▸ **What needs to be done**
Filter the records below for the word "sbin". Keep each line that has it.

****

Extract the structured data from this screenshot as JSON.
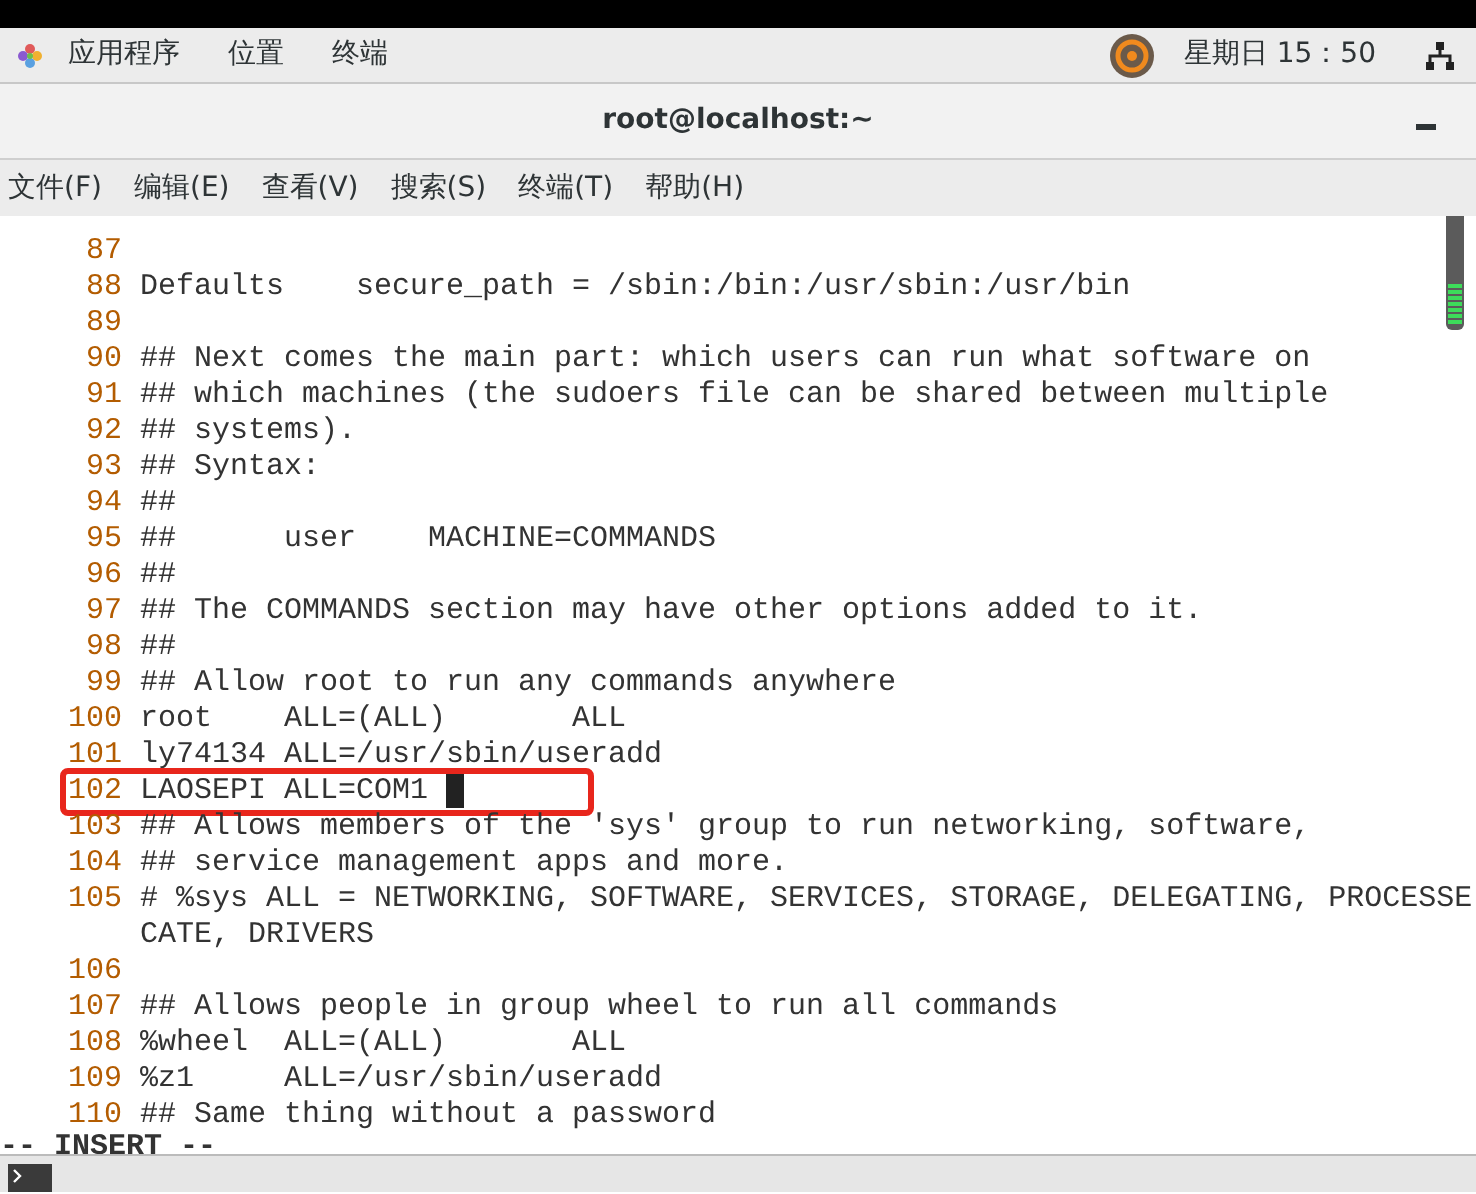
{
  "top_bar": {
    "menus": [
      "应用程序",
      "位置",
      "终端"
    ],
    "clock": "星期日 15：50"
  },
  "window": {
    "title": "root@localhost:~"
  },
  "menu_bar": [
    "文件(F)",
    "编辑(E)",
    "查看(V)",
    "搜索(S)",
    "终端(T)",
    "帮助(H)"
  ],
  "editor": {
    "lines": [
      {
        "number": "87"
      },
      {
        "number": "88",
        "text": "Defaults    secure_path = /sbin:/bin:/usr/sbin:/usr/bin"
      },
      {
        "number": "89"
      },
      {
        "number": "90",
        "text": "## Next comes the main part: which users can run what software on"
      },
      {
        "number": "91",
        "text": "## which machines (the sudoers file can be shared between multiple"
      },
      {
        "number": "92",
        "text": "## systems)."
      },
      {
        "number": "93",
        "text": "## Syntax:"
      },
      {
        "number": "94",
        "text": "##"
      },
      {
        "number": "95",
        "text": "##      user    MACHINE=COMMANDS"
      },
      {
        "number": "96",
        "text": "##"
      },
      {
        "number": "97",
        "text": "## The COMMANDS section may have other options added to it."
      },
      {
        "number": "98",
        "text": "##"
      },
      {
        "number": "99",
        "text": "## Allow root to run any commands anywhere"
      },
      {
        "number": "100",
        "text": "root    ALL=(ALL)       ALL"
      },
      {
        "number": "101",
        "text": "ly74134 ALL=/usr/sbin/useradd"
      },
      {
        "number": "102",
        "text": "LAOSEPI ALL=COM1",
        "cursor": true,
        "highlighted": true
      },
      {
        "number": "103",
        "text": "## Allows members of the 'sys' group to run networking, software,"
      },
      {
        "number": "104",
        "text": "## service management apps and more."
      },
      {
        "number": "105",
        "text": "# %sys ALL = NETWORKING, SOFTWARE, SERVICES, STORAGE, DELEGATING, PROCESSE",
        "continuation": "CATE, DRIVERS"
      },
      {
        "number": "106"
      },
      {
        "number": "107",
        "text": "## Allows people in group wheel to run all commands"
      },
      {
        "number": "108",
        "text": "%wheel  ALL=(ALL)       ALL"
      },
      {
        "number": "109",
        "text": "%z1     ALL=/usr/sbin/useradd"
      },
      {
        "number": "110",
        "text": "## Same thing without a password"
      }
    ],
    "mode": "-- INSERT --"
  }
}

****

▸ **Answer to this task**
        "text": "Defaults    secure_path = /sbin:/bin:/usr/sbin:/usr/bin"
        "text": "ly74134 ALL=/usr/sbin/useradd"
        "text": "%z1     ALL=/usr/sbin/useradd"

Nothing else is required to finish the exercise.